-- What is required --
Every line of the entries below that includes "функции" belongs in the answer, copied as written.

____

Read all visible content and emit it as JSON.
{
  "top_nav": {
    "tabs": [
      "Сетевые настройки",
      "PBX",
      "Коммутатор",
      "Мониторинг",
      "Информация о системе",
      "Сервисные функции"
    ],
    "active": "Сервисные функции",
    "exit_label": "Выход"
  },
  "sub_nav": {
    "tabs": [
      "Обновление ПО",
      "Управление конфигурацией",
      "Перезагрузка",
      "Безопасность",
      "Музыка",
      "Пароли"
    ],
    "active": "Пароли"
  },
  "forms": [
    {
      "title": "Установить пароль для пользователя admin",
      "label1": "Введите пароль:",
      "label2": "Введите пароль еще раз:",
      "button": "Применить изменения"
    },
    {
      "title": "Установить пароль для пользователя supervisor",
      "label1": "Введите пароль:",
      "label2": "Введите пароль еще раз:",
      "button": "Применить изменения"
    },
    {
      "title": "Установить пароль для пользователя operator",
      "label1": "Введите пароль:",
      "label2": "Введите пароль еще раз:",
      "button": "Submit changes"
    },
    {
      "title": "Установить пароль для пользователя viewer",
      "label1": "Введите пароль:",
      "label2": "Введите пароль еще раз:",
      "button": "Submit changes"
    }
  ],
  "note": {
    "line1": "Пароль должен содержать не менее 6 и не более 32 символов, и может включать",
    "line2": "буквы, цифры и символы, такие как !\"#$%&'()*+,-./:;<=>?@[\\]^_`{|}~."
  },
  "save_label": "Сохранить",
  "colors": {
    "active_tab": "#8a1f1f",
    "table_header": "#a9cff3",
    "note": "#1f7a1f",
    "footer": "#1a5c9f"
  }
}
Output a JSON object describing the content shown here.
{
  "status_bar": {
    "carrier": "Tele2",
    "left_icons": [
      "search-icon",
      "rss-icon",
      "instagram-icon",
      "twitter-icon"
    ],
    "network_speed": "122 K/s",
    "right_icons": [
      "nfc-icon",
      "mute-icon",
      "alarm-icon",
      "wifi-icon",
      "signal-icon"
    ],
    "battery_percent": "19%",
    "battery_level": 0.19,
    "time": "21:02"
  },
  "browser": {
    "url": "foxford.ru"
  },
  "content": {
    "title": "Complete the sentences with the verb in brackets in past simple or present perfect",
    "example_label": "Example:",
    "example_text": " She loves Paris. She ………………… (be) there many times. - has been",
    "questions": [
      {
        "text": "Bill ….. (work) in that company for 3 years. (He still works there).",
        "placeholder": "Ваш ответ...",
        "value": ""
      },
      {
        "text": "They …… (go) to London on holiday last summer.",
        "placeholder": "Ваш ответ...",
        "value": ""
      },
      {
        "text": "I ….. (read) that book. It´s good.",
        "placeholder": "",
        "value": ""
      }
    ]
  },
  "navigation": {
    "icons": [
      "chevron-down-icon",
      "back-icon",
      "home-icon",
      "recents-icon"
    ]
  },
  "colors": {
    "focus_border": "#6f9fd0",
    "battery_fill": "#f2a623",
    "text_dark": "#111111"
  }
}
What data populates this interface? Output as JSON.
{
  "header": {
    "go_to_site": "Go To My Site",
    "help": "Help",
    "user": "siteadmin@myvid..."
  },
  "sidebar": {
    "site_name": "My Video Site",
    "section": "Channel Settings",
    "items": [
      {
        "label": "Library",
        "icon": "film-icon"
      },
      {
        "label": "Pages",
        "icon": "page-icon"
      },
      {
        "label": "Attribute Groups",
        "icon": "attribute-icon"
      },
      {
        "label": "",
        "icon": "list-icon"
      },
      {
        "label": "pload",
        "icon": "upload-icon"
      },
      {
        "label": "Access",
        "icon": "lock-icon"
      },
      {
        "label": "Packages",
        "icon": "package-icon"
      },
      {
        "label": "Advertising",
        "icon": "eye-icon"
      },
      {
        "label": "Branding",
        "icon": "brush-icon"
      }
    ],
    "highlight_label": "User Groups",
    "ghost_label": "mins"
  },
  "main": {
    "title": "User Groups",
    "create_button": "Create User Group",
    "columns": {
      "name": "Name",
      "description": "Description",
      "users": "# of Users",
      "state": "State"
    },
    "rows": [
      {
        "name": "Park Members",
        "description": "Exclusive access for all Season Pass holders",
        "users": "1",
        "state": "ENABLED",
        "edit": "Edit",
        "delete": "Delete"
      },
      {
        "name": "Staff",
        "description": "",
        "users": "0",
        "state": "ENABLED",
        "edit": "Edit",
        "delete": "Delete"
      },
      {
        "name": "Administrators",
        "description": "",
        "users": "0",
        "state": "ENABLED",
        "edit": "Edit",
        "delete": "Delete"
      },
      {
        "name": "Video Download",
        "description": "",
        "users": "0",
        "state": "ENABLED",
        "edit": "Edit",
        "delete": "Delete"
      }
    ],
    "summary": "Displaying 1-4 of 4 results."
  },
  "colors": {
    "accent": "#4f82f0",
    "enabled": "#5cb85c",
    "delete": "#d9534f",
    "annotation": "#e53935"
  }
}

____

-- Output below --
      "Сервисные функции"
    "active": "Сервисные функции",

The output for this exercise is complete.